An Urban Ute for All Occasions
Honda's CR-V is the perfect example of what happens when
|If most CR-Vs will only go this far off road, why bother making it capable to do more? (Photo: Justin Couture, Canadian Auto Press)|
engineers and marketing people work together. It is a compact SUV that was never intended to go off-road, which, when it came out, before the term crossover was even dreamt up, went against the grain. After all, that's what SUVs are generally designed to do. It has never had a ladder-on-frame chassis, nor has it ever had a transfer case (not even an electrical switch-knob type thing). You would think that engineering a product against what, up until the point of its inception, was an SUV's very purpose would flop, but it hasn't. Rather, the CR-V, and the Toyota RAV4 that almost simultaneously joined it on North America's automotive stage, proved that macho qualities aren't needed in order to make an SUV sell well. The effects of these light-duty players, as well as others that have come along since, have caused Suzuki, the originator of the cute 'ute segment, to modify its ladder-frame ways with an all-new combined monocoque-ladder frame in its new Grand Vitara - what many soft-roaders consider a best of both world's scenario.
|New tail lamps are clear and red. PVC zip-up bag for the spare tire remains on base models. (Photo: Justin Couture, Canadian Auto Press)|
keep things a-bubbling in dealerships and on the streets, Honda has gone and revised the CR-V with a minor refresh, similar to what it did this year with its near full-size Pilot, but, like the Pilot, the facelift was so mild that it will probably go unnoticed; it certainly did in our office, slipping past our radar on vehicles to test last year. If you manage to get face to face with a new 2006 CR-V, however, you can tell it a part from the old model by its grille, which now touts more chrome and an extra spar, not to mention different front and rear bumpers that feature faux-metal trim. Of course, a facelift just wouldn't be a facelift without some changes to the exterior lighting, so the CR-V gets new projector-beam style headlamps and new white and red tail lights with larger cornering indicators.
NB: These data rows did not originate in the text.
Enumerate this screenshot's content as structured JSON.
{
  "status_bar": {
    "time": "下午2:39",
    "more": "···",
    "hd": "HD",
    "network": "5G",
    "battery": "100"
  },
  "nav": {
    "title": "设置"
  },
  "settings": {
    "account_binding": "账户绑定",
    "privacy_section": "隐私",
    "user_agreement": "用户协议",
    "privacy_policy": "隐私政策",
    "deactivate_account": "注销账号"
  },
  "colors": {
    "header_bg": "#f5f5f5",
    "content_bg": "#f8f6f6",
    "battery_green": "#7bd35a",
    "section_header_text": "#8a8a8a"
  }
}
Honda also simplified your choices when it comes down to buying the CR-V. There are now three models, the base SE (as tested), the EX, and the luxury EX-L, all of which feature Honda's RealTime 4WD as standard. The trim lines are a pretty simple lesson as well - the base SE features most of the basics such as power windows, power mirrors, keyless entry and a CD stereo, not to mention 16-inch alloy wheels, ABS brakes, VSA stability control, a roof rack and a novelty step bar, which is somewhat trivial considering the CR-V isn't all that tall. Stepping up to the EX gives you more extras, although, it's not until the EX-L model that you get heated leather seats, colour-keyed bumpers and a hard-cover case for the tailgate-mounted spare. The EX-L is only available with column-shift automatic, whereas the SE and the EX come standard with a stick.
All CR-Vs are powered by one lone engine, which in fact is the
|i-VTEC motor is a fine unit indeed, and a good mate to the five-speed manual gearbox. (Photo: Justin Couture, Canadian Auto Press)|
most powerful engine in the CRV's global lineup. Where other jurisdictions are given the choice of an older 140-horsepower 2.0-litre inline-four, or a 2.2-litre diesel, we're blessed with a punchy 156-horsepower 2.4-litre i-VTEC enhanced four-cylinder engine, also featured in the base Accord and Acura's RSX (plus the Canada-only CSX). It's a fantastically smooth and willing powerplant, providing the necessary grunt for dealing with roads that aren't just sloped downwards. Of course, this engine is just blown out of the water by Toyota's excessive 269-horsepower 3.5-litre V6-powered RAV4, but as far as inline-four-powered SUVs, this CR-V is still the one to beat.